On-Chip Particle Trapping and Manipulation
- Author(s): Leake, Kaelyn Danielle
- Advisor(s): Schmidt, Holger
- et al.
The ability to control and manipulate the world around us is human nature. Humans and our ancestors have used tools for millions of years. Only in recent years have we been able to control objects at such small levels. In order to understand the world around us it is frequently necessary to interact with the biological world. Optical trapping and manipulation offer a non-invasive way to move, sort and interact with particles and cells to see how they react to the world around them. Optical tweezers are ideal in their abilities but they require large, non-portable, and expensive setups limiting how and where we can use them.
A cheap portable platform is required in order to have optical manipulation reach its full potential. On-chip technology offers a great solution to this challenge. We focused on the Liquid-Core Anti-Resonant Reflecting Optical Waveguide (liquid-core ARROW) for our work. The ARROW is an ideal platform, which has anti-resonant layers which allow light to be guided in liquids, allowing for particles to easily be manipulated. It is manufactured using standard silicon manufacturing techniques making it easy to produce. The planner design makes it easy to integrate with other technologies.

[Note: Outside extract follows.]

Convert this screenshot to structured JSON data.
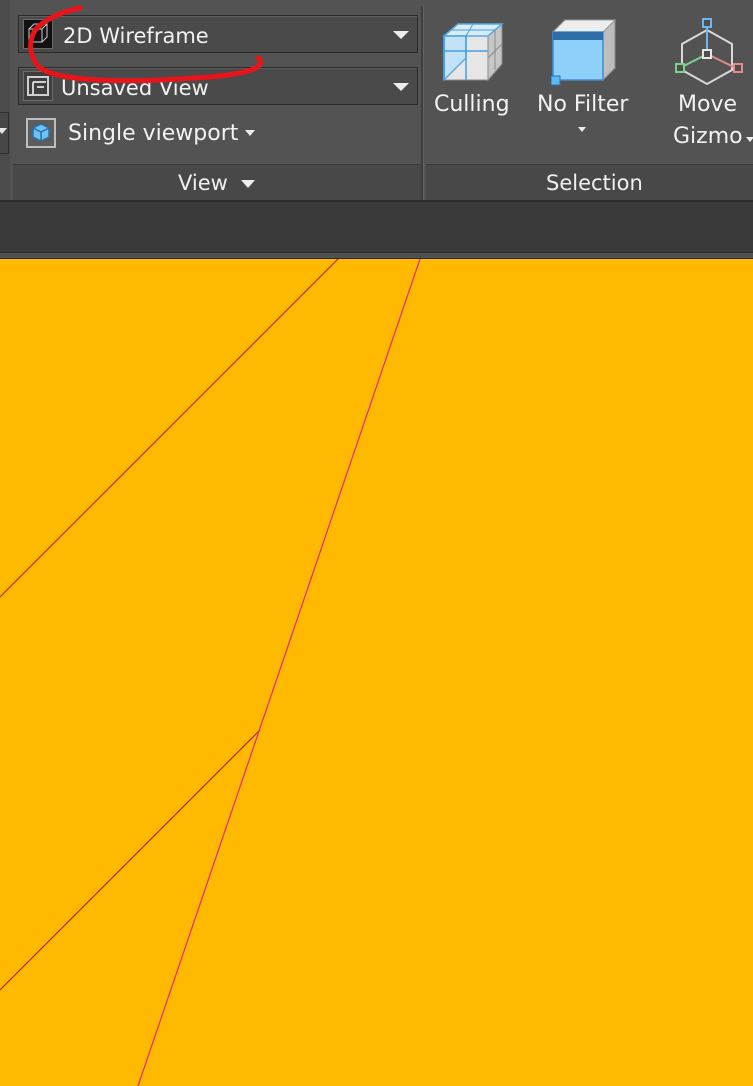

Initially I worked to improve the ARROW chip by reducing the intersection losses and by reducing the fluorescence and background on the ARROW chip. The ARROW chip has already been used to trap and push particles along its channel but here I introduce several new methods of particle trapping and manipulation on the ARROW chip. Traditional two beam traps use two counter propagating beams. A trapping scheme that uses two orthogonal beams which counter to first instinct allow for trapping at their intersection is introduced. This scheme is thoroughly predicted and analyzed using realistic conditions. Simulations of this method were done using a program which looks at both the fluidics and optical sources to model complex situations. These simulations were also used to model and predict a sorting method which combines fluid flow with a single optical source to automatically sort dielectric particles by size in waveguide networks. These simulations were shown to be accurate when repeated on-chip. Lastly I introduce a particle trapping technique that uses Multimode Interference(MMI) patterns in order to trap multiple particles at once. The location of the traps can be adjusted as can the number of trapping location by changing the input wavelength. By changing the wavelength back and forth between two values this MMI can be used to pass a particle down the channel like a conveyor belt.